Now for the endgame magic!

White to move and win. The material is even but White has a huge positional lead says Igor3000. But how?

Very  tricky endgame here. White must somehow stop the more advanced a-pawn of Black's and at the same time try to promote his only chance to win - his own g-pawn.

First things first!

1. Bb1      

Needed to stop the a-pawn. No other move wins. 

1. Bc2+ makes the position even.

1. g6? will let Black queen his pawn first and is losing for White! 

1. ......          f4

"Passed pawns must be pushed." Understandable for Black. The f-pawn is the only pawn White cannot stop without wasting another move. But now what does White do?

2.  Kc5!        .......

Threatening mate in one move with Bc2, so Black must delay his pawn advance by another move.

2. ......           Kb3

3. g6             Kb2

Black must remove the bishop in order to queen his pawn. But this takes too much time.

4. g7             Kxb1

5. g8 =Q       a2

White's queen must first stop the a-pawn and at the same time either sweep up all the Black pawns or set a mate trap by allowing a queened pawn.

6. Qg1=        Kb2

7.  Qd4+        Kb1

8. Qd3+         Kb2

9. Qb5+         Kc2  (or even if Ka1, White's next move is the same)

10. Qxa5        Kb2

11. Qd2+       Kb1

12. Kb4         d4   (12. ....a8=Q is a mating net with 13. Kb3 and mate soon to follow.)

13. Qd1+      Kb2

14. Qb3+      Kc1  (14. ...Ka1 allows 15. Kc4, 16. Kxd4, 17. Kc3 and 18. Qb2++)

15. Qxa2       Kd1

16. Qf2          Kc1

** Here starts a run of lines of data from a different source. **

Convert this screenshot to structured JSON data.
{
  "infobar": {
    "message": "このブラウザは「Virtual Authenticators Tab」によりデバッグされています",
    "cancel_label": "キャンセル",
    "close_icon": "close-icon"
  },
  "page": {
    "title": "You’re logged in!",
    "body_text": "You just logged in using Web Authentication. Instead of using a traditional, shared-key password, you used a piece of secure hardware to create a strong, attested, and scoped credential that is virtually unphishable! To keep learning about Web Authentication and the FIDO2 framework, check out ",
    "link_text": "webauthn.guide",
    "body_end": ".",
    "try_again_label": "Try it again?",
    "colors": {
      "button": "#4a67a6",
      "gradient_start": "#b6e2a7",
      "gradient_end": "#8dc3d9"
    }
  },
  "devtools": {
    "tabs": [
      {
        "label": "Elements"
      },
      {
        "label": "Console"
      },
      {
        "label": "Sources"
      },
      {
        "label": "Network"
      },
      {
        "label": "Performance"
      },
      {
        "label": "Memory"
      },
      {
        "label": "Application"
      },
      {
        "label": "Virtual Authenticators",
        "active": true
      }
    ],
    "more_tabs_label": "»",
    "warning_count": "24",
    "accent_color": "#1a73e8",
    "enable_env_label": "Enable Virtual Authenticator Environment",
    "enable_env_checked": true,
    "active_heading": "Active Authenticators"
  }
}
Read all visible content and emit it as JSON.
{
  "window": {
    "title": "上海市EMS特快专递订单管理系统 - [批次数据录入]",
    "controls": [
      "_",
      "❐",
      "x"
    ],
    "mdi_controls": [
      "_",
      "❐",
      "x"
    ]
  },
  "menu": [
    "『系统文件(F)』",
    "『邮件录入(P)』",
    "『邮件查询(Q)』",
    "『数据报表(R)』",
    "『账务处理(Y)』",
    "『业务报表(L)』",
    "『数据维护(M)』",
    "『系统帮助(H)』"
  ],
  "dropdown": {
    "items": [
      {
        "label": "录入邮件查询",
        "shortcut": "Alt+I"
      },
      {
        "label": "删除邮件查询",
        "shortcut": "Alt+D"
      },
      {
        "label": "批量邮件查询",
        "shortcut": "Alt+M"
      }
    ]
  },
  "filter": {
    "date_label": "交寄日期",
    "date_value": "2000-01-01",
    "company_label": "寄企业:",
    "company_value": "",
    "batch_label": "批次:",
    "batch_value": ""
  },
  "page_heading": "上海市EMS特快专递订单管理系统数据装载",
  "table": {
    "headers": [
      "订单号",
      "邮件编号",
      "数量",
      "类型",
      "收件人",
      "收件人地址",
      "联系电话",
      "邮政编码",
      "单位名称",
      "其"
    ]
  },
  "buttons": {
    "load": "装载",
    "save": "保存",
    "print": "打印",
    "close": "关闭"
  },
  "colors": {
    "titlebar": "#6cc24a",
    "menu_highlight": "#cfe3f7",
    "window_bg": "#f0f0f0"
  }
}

17.  Kc4        f3    (Black is trapped on the back rank and his pawns won't make it to the finish line.)

18. Kxd4       Kb2

19. Kc3          Ka1

20. Qb2++